Compare any two graphics cards:
GeForce GTX 285 1GB vs Geforce GTX 680
IntroThe GeForce GTX 285 1GB has a GPU clock speed of 648 MHz, and the 1024 MB of GDDR3 RAM runs at 1242 MHz through a 512-bit bus. It also features 240 SPUs, 80 TAUs, and 32 ROPs.
Compare all of that to the Geforce GTX 680, which uses a 28 nm design. nVidia has set the core frequency at 1006 MHz. The GDDR5 RAM is set to run at a frequency of 1502 MHz on this particular card. It features 1536 SPUs as well as 128 TAUs and 32 ROPs.
Power Usage and Theoretical Benchmarks
Power Consumption (Max TDP)
In theory, the Geforce GTX 680 is 21% faster than the GeForce GTX 285 1GB overall, due to its greater data rate. (explain)
Texel RateThe Geforce GTX 680 is quite a bit (about 148%) faster with regards to anisotropic filtering than the GeForce GTX 285 1GB. (explain)
Pixel RateThe Geforce GTX 680 should be much (about 55%) more effective at anti-aliasing than the GeForce GTX 285 1GB, and also able to handle higher screen resolutions without slowing down too much. (explain)
Please note that the above 'benchmarks' are all just theoretical - the results were calculated based on the card's specifications, and real-world performance may (and probably will) vary at least a bit.
Please note that the price comparisons are based on search keywords - sometimes it might show cards with very similar names that are not exactly the same as the one chosen in the comparison. We do try to filter out the wrong results as best we can, though.
Memory Bandwidth: Bandwidth is the max amount of data (in units of MB per second) that can be transferred past the external memory interface within a second. It's calculated by multiplying the bus width by the speed of its memory. If it uses DDR RAM, it should be multiplied by 2 again. If DDR5, multiply by 4 instead. The better the card's memory bandwidth, the faster the card will be in general. It especially helps with AA, HDR and high resolutions.
Texel Rate: Texel rate is the maximum texture map elements (texels) that can be processed in one second. This is worked out by multiplying the total amount of texture units by the core speed of the chip. The better the texel rate, the better the graphics card will be at texture filtering (anisotropic filtering - AF). It is measured in millions of texels applied in one second.

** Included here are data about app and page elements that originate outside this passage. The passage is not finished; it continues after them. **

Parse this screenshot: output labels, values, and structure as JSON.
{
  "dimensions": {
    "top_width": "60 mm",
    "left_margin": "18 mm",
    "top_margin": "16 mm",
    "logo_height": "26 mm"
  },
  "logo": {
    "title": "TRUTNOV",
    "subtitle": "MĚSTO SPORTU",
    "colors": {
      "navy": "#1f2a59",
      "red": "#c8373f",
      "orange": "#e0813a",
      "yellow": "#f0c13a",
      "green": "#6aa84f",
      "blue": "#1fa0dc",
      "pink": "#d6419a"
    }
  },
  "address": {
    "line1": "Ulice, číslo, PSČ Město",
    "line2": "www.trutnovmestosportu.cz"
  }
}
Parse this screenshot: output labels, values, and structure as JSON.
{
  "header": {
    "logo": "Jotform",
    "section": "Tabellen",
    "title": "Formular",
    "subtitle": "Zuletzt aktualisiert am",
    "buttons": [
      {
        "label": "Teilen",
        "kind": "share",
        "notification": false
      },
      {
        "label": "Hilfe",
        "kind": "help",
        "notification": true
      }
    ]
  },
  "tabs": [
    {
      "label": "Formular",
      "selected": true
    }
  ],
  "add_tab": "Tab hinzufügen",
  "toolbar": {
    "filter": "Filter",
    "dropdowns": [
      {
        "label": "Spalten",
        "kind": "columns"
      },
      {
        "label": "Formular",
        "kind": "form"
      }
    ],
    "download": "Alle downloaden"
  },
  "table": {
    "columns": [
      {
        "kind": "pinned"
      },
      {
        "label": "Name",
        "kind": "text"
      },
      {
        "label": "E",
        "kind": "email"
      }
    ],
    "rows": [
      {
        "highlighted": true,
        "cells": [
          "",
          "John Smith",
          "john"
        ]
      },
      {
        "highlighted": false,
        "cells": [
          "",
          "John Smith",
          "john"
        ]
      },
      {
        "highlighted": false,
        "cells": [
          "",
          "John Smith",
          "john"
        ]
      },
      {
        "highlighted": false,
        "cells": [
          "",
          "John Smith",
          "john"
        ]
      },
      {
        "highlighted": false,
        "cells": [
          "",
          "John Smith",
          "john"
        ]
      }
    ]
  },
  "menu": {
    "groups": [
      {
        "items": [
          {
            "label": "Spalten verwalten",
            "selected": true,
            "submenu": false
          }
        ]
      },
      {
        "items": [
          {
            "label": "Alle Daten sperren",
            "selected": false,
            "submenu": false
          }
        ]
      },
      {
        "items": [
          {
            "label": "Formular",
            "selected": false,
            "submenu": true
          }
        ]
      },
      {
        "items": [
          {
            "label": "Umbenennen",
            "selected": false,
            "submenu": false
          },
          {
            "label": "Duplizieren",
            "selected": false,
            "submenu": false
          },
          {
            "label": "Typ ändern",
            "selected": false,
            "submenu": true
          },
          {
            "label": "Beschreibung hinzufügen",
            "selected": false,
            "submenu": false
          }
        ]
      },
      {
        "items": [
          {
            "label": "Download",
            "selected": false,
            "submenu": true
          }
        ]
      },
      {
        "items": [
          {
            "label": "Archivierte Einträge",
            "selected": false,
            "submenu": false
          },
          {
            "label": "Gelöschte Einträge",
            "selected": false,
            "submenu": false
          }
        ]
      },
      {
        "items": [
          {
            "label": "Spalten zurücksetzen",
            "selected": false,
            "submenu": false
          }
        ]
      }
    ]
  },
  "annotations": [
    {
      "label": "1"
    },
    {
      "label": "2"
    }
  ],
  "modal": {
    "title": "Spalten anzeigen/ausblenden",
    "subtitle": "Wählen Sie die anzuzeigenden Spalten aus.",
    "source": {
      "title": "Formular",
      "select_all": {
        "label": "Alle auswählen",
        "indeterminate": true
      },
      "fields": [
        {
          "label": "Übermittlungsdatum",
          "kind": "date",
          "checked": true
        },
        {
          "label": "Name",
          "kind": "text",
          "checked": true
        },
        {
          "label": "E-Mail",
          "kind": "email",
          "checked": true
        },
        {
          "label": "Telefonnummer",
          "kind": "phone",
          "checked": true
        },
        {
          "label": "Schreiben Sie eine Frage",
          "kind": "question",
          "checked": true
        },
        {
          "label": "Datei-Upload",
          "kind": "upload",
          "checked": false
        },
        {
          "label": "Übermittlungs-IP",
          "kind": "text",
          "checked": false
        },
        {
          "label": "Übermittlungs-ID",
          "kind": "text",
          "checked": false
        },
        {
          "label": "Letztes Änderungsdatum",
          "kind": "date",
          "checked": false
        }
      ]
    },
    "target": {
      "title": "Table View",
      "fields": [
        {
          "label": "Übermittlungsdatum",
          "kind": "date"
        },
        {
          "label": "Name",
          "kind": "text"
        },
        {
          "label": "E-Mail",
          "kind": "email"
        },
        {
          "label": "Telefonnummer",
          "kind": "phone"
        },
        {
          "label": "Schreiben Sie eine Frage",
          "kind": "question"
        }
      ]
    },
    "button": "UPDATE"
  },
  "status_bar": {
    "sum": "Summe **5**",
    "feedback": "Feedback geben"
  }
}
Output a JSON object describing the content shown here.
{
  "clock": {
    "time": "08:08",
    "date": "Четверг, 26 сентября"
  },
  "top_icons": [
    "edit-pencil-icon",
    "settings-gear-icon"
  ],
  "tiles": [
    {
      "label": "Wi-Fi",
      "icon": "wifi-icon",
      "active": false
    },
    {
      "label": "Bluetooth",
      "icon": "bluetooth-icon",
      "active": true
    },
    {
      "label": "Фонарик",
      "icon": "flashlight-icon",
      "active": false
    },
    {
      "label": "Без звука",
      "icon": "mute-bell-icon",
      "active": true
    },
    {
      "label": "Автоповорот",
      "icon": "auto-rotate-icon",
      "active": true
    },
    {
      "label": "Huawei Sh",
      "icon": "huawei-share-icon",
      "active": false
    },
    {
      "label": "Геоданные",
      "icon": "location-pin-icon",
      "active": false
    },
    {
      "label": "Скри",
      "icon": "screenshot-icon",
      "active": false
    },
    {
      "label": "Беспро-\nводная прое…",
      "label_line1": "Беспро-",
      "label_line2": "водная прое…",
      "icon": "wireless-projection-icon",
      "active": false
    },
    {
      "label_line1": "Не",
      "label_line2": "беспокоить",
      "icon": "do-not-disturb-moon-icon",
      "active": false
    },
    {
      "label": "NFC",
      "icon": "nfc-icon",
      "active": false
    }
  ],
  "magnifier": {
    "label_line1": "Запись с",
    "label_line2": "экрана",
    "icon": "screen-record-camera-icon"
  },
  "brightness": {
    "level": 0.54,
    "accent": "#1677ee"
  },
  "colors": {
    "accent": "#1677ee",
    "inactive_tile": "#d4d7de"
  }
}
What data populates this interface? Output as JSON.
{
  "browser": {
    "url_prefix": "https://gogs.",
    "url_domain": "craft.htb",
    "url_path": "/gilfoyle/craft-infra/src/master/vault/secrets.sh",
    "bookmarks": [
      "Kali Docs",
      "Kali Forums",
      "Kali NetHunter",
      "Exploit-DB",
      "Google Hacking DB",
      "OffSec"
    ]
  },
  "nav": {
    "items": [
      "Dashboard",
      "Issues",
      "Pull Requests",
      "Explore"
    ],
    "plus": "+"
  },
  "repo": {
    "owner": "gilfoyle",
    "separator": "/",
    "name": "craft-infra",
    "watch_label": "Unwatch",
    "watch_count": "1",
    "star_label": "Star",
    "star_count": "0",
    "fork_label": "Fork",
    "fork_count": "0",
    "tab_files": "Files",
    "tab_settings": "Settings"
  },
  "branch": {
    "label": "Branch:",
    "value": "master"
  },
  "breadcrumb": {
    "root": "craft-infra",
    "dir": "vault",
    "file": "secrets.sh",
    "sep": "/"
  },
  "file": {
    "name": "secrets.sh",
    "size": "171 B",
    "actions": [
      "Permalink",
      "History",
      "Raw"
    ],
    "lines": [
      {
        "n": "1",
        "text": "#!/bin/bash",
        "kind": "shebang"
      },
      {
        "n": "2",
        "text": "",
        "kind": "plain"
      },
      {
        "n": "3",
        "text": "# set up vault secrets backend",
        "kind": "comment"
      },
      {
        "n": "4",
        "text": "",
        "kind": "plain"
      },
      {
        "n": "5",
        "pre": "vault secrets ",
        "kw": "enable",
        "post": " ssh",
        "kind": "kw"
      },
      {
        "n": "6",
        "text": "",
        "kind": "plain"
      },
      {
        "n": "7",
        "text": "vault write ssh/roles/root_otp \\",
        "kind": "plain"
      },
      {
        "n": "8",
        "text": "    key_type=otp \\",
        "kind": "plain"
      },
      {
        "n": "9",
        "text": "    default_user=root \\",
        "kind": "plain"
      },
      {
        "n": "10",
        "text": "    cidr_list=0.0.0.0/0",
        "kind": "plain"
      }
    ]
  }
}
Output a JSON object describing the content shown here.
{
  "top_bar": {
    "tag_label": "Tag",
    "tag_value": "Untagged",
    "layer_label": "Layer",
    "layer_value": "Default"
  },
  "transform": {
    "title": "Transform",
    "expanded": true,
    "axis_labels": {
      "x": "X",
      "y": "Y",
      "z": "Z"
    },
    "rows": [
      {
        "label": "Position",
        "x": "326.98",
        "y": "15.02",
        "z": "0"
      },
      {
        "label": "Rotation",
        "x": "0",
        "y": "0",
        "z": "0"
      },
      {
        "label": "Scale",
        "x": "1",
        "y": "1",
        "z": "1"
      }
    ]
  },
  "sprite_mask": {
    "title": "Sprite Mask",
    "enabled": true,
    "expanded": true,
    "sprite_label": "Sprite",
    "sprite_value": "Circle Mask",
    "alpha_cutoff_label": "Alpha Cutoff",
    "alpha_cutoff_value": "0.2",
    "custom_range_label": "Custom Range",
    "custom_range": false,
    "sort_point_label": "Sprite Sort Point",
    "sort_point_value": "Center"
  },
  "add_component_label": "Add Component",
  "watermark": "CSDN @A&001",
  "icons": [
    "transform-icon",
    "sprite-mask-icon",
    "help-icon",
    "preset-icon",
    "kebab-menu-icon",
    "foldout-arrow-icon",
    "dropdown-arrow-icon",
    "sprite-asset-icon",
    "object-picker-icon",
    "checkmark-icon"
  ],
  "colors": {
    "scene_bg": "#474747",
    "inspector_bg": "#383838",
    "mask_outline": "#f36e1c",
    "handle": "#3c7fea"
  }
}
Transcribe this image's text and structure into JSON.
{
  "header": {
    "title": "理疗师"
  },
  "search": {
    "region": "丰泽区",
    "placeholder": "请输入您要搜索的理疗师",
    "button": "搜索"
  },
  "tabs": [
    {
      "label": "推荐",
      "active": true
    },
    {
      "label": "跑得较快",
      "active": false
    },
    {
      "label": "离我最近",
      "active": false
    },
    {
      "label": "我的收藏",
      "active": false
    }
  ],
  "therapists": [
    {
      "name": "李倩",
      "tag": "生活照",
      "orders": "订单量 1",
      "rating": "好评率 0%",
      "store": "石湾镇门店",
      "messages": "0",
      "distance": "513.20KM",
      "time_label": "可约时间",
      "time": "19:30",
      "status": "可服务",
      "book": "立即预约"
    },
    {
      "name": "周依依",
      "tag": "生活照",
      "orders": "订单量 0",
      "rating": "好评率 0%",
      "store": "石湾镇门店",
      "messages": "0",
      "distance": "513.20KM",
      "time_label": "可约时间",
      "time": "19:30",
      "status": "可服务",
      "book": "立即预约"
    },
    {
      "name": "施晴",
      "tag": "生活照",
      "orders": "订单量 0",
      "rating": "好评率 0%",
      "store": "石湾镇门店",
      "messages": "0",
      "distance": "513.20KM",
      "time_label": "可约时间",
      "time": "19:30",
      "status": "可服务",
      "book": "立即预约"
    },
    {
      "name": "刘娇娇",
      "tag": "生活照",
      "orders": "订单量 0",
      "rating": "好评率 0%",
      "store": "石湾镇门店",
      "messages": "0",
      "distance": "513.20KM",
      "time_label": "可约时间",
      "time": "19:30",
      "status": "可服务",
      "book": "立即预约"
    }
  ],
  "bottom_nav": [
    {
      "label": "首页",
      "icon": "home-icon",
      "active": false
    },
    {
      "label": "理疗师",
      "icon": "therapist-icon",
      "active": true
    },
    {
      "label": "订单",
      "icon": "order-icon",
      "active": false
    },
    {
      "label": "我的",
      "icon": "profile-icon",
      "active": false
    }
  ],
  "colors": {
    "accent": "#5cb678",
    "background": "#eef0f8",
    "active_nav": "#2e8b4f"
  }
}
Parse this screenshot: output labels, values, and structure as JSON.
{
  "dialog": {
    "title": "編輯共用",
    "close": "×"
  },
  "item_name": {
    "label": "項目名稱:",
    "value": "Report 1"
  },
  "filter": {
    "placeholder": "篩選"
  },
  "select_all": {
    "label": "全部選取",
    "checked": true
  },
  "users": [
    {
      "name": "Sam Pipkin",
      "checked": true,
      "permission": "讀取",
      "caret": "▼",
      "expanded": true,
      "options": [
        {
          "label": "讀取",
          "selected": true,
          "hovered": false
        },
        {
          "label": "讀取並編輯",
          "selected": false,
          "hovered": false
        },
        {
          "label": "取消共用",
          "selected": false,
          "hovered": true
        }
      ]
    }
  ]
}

Pixel Rate: Pixel rate is the maximum number of pixels that the graphics chip could possibly record to its local memory in a second - measured in millions of pixels per second. The figure is worked out by multiplying the amount of colour ROPs by the the core clock speed. ROPs (Raster Operations Pipelines - also sometimes called Render Output Units) are responsible for filling the screen with pixels (the image). The actual pixel output rate also depends on many other factors, most notably the memory bandwidth - the lower the bandwidth is, the lower the ability to reach the maximum fill rate.